Saudi Arabia approved a program that offers permanent residency for some foreigners, the latest sign of how the quest for non-oil revenue is prompting Gulf Arab countries to rethink the role of expats in their societies.
Under the law, which allows foreigners to own property, those eligible can apply for an indefinite stay or a one-year renewable residency, according to the official Saudi Press Agency. The government will detail the program’s rules within 90 days.
The announcement is a landmark move in a region where many expats are subject to some of the world’s most restrictive residency rules, including the need for a local sponsor and permission to leave the country. The United Arab Emirates approved a plan to allow wealthy foreigners to apply for a 10-year stay, while Qatar passed a law that would grant some permanent residencies.
The Saudi move’s biggest beneficiaries will be thousands of wealthy Arabs, some of whom resided in the kingdom for decades “without being able to as much as own the homes they live in,” said Mazen Al-Sudairi, head of research at Al Rajhi Capital.
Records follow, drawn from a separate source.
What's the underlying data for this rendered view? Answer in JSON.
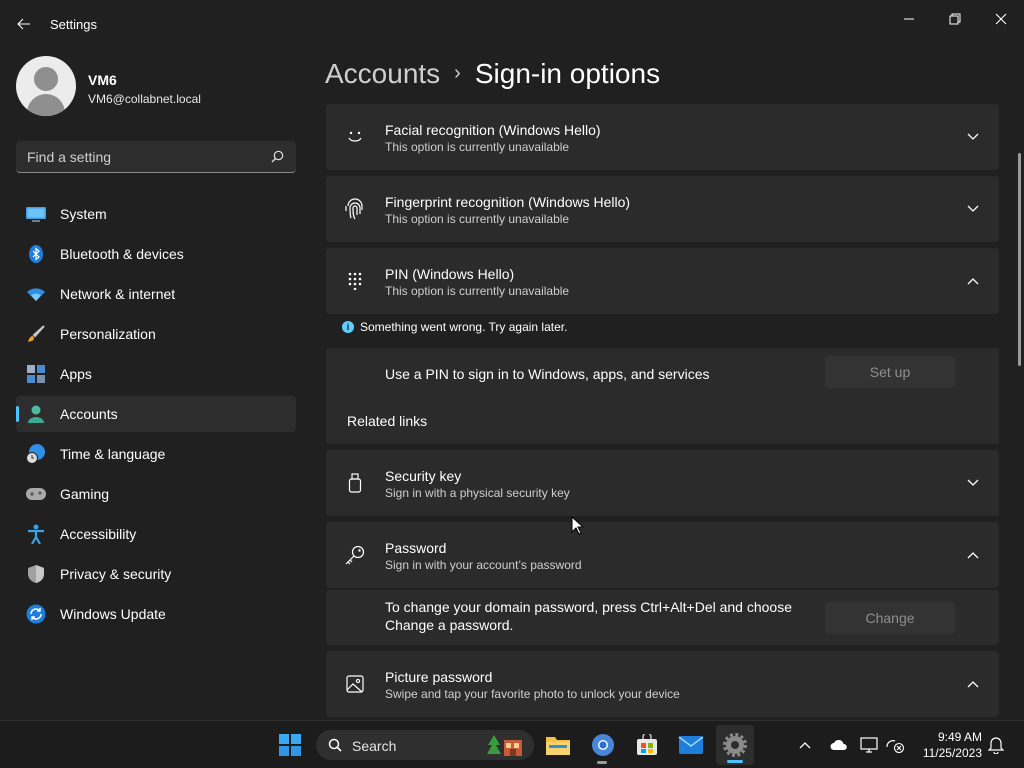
{
  "window": {
    "title": "Settings",
    "back_icon": "arrow-left-icon",
    "controls": [
      "minimize-icon",
      "restore-icon",
      "close-icon"
    ]
  },
  "profile": {
    "name": "VM6",
    "email": "VM6@collabnet.local"
  },
  "search": {
    "placeholder": "Find a setting"
  },
  "nav": {
    "items": [
      {
        "label": "System",
        "icon": "monitor-icon"
      },
      {
        "label": "Bluetooth & devices",
        "icon": "bluetooth-icon"
      },
      {
        "label": "Network & internet",
        "icon": "wifi-icon"
      },
      {
        "label": "Personalization",
        "icon": "brush-icon"
      },
      {
        "label": "Apps",
        "icon": "apps-icon"
      },
      {
        "label": "Accounts",
        "icon": "person-icon"
      },
      {
        "label": "Time & language",
        "icon": "globe-clock-icon"
      },
      {
        "label": "Gaming",
        "icon": "gamepad-icon"
      },
      {
        "label": "Accessibility",
        "icon": "accessibility-icon"
      },
      {
        "label": "Privacy & security",
        "icon": "shield-icon"
      },
      {
        "label": "Windows Update",
        "icon": "refresh-icon"
      }
    ],
    "active": "Accounts"
  },
  "breadcrumb": {
    "parent": "Accounts",
    "separator": "›",
    "current": "Sign-in options"
  },
  "options": {
    "facial": {
      "title": "Facial recognition (Windows Hello)",
      "subtitle": "This option is currently unavailable",
      "icon": "smile-icon"
    },
    "fingerprint": {
      "title": "Fingerprint recognition (Windows Hello)",
      "subtitle": "This option is currently unavailable",
      "icon": "fingerprint-icon"
    },
    "pin": {
      "title": "PIN (Windows Hello)",
      "subtitle": "This option is currently unavailable",
      "icon": "keypad-icon",
      "error": "Something went wrong. Try again later.",
      "row_text": "Use a PIN to sign in to Windows, apps, and services",
      "button": "Set up",
      "related": "Related links"
    },
    "security_key": {
      "title": "Security key",
      "subtitle": "Sign in with a physical security key",
      "icon": "usb-key-icon"
    },
    "password": {
      "title": "Password",
      "subtitle": "Sign in with your account’s password",
      "icon": "key-icon",
      "row_line1": "To change your domain password, press Ctrl+Alt+Del and choose",
      "row_line2": "Change a password.",
      "button": "Change"
    },
    "picture": {
      "title": "Picture password",
      "subtitle": "Swipe and tap your favorite photo to unlock your device",
      "icon": "picture-icon"
    }
  },
  "taskbar": {
    "search_label": "Search",
    "time": "9:49 AM",
    "date": "11/25/2023",
    "apps": [
      "start-icon",
      "search-icon",
      "file-explorer-icon",
      "chrome-icon",
      "store-icon",
      "mail-icon",
      "settings-icon"
    ],
    "tray": [
      "chevron-up-icon",
      "cloud-icon",
      "display-icon",
      "network-icon",
      "bell-icon"
    ]
  },
  "colors": {
    "background": "#202020",
    "card": "#2b2b2b",
    "accent": "#4cc2ff"
  }
}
Millions of expats have greased the wheels of Gulf economies for decades as nationals flocked to high-paying government jobs and enjoyed generous state benefits. Yet the idea of allowing them to lay roots has been sometimes viewed as a threat to national identities in debates that echo current anti-immigration rhetoric in the West.
While Saudi Arabia is seeking to encourage the affluent to stay, monthly fees imposed on foreign workers and their families, along with sluggish economic growth, have prompted hundreds of thousands to leave the country. The levy is designed to encourage private businesses to hire Saudi nationals.
The idea for a long-term Saudi residency program was first floated in 2016 by Crown Prince Mohammed bin Salman as a part of his plan to reduce the economy’s reliance on oil. The scheme will attract investors and enhance the economy’s competitiveness, Minister of Commerce Majid Al Qasabi said.
The program would not abolish the sponsorship system, only exempting certain privileged foreigners from it. They’ll be allowed to invest and buy residential, commercial or industrial property, according to local media.
The system is a "step in the right direction" rather than a "permanent solution," said Nasser Saidi, president of Nasser Saidi & Associates and former chief economist at the Dubai International Financial Centre.
"If you really want to move forward and innovate, the whole sponsorship system needs to be abolished," he said. "Only then you’ll have a truly dynamic economy and people would want to invest in the country instead of sending their money back home."